To rise to the challenges of the 21st century, we need to harness our full potential. That requires dismantling gender stereotypes. On this International Day of Women and Girls in Science, let’s pledge to end the gender imbalance in science - UN Secretary-General António Guterres.
Science and gender equality are both vital for the achievement of the internationally agreed development goals, including the 2030 Agenda for Sustainable Development. Over the past 15 years, the global community has made a lot of effort in inspiring and engaging women and girls in science. Yet women and girls continue to be excluded from participating fully in science.
At present, less than 30 per cent of researchers worldwide are women. According to UNESCO data (2014 - 2016), only around 30 percent of all female students select STEM-related fields in higher education. Globally, female students’ enrolment is particularly low in ICT (3 per cent), natural science, mathematics and statistics (5 percent) and in engineering, manufacturing and construction (8 percent).
In many parts of the world, girls and young women continue to carry the double burden of being both young and female. They often face negative cultural attitudes and practices as well as gender- biased social and political processes that limit their opportunities and undermine their self esteem. Moreover, girls and women shoulder the heaviest burdens of poverty and inequality as they stand on the frontlines as victims of climate change, including those of natural disasters.

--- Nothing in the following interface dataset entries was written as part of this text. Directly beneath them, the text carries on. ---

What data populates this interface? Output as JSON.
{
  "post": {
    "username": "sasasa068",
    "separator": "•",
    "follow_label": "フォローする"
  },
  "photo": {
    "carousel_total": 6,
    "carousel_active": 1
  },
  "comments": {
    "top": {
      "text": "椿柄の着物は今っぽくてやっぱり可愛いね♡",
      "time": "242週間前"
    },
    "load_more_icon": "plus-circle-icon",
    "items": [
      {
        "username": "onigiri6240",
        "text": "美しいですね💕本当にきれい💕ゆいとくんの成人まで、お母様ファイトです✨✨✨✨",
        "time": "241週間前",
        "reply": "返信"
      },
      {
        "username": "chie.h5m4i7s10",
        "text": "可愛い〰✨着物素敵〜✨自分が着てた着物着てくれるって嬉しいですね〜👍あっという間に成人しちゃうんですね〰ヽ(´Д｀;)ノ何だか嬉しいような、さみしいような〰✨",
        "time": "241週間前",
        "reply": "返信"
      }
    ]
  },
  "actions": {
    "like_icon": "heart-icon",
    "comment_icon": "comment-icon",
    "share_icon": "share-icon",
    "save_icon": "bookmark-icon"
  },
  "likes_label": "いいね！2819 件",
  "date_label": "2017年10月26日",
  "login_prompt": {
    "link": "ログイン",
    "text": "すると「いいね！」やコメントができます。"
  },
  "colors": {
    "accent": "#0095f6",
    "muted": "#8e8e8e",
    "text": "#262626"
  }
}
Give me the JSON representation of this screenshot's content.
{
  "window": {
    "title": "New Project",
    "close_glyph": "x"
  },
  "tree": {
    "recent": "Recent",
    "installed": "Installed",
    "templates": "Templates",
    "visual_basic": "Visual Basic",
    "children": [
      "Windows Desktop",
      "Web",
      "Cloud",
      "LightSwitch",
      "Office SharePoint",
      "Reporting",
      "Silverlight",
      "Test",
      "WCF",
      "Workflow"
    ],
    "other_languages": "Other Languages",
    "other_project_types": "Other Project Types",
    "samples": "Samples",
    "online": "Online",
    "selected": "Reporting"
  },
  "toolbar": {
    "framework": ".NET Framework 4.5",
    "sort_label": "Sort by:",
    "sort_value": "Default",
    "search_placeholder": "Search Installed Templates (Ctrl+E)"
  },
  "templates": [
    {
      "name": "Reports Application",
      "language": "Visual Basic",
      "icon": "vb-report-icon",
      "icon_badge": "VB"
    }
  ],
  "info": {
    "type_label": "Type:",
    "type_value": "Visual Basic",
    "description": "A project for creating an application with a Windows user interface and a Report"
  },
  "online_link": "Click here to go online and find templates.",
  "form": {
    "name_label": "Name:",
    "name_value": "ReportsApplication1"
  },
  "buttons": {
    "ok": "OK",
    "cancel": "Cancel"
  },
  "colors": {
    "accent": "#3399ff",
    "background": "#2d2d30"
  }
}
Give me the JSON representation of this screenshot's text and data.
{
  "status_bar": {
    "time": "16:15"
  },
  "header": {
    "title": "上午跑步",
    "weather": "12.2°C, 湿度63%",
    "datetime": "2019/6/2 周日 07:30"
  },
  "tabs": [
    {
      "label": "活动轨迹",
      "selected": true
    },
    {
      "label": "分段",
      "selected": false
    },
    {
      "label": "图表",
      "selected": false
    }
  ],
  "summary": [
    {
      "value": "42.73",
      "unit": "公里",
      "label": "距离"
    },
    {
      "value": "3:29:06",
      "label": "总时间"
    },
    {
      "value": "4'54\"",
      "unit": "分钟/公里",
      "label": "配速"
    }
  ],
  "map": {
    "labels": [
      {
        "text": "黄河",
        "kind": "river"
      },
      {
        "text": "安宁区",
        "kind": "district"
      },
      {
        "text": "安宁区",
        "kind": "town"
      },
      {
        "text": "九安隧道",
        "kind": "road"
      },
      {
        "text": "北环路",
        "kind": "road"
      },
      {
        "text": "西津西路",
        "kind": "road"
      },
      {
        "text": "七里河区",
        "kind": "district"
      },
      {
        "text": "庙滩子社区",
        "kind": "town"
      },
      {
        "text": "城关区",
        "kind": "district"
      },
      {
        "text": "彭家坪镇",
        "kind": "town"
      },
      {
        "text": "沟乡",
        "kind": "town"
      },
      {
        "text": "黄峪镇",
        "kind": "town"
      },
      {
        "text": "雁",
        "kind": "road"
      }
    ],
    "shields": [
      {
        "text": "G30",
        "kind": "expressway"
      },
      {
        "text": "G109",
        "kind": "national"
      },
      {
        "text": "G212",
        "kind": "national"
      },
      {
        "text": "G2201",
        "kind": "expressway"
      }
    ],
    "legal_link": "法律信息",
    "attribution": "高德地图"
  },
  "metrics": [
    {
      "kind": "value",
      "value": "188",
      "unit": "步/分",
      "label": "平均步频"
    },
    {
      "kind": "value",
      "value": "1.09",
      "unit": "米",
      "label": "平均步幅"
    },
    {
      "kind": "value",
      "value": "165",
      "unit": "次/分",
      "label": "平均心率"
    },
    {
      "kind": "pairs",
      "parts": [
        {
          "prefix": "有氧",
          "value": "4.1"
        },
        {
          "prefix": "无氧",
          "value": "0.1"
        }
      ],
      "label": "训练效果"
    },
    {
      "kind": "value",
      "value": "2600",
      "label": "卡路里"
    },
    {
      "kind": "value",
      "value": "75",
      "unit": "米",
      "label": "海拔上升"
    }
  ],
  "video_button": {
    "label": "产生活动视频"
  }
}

Despite all the hardships and difficulties encountered by women and girls all around the world, without a doubt, they possess the collective power to change their lives, the societies and the world we live in. Just as they solve their daily issues in their families, women are continually developing innovative, effective ways to improve their lives and even, develop their communities. By bringing together their wisdom, intelligence and creativity, young women are, indeed, leading change and innovation.
The International Day of Women and Girls in Science, celebrated on 11 February, is implemented by UNESCO and UN-Women in collaboration institutions and civil society partners that aim to promote women and girls in science. This Day is an opportunity to promote full and equal access to and participation in science for women and girls.
We, at the World Assembly of Youth as per our Fourth Millennium Plan of Action, we encourage all stakeholders to adopt and strengthen sound policies and enforceable legislation for the promotion of gender equality and the empowerment of all young women, at all levels. WAY also encourage all members to undertake necessary reforming actions to give young women the equal rights to economic resources, as well as to ownership and control over the other forms of property, financial services, inheritance and natural resources.
We believe meaningful progress must start with the rights and dignity of women, by nurturing their ingenuity as well as creativity, and enhancing the use of enabling technologies, in particular Information and Communication Technology, to empower young women.
On this International Day, Iet us urge commitment to end partiality, greater investments in education for all women and girls as well as opportunities for their careers and longer-term professional advancement so that all can benefit from their ground-breaking future contributions.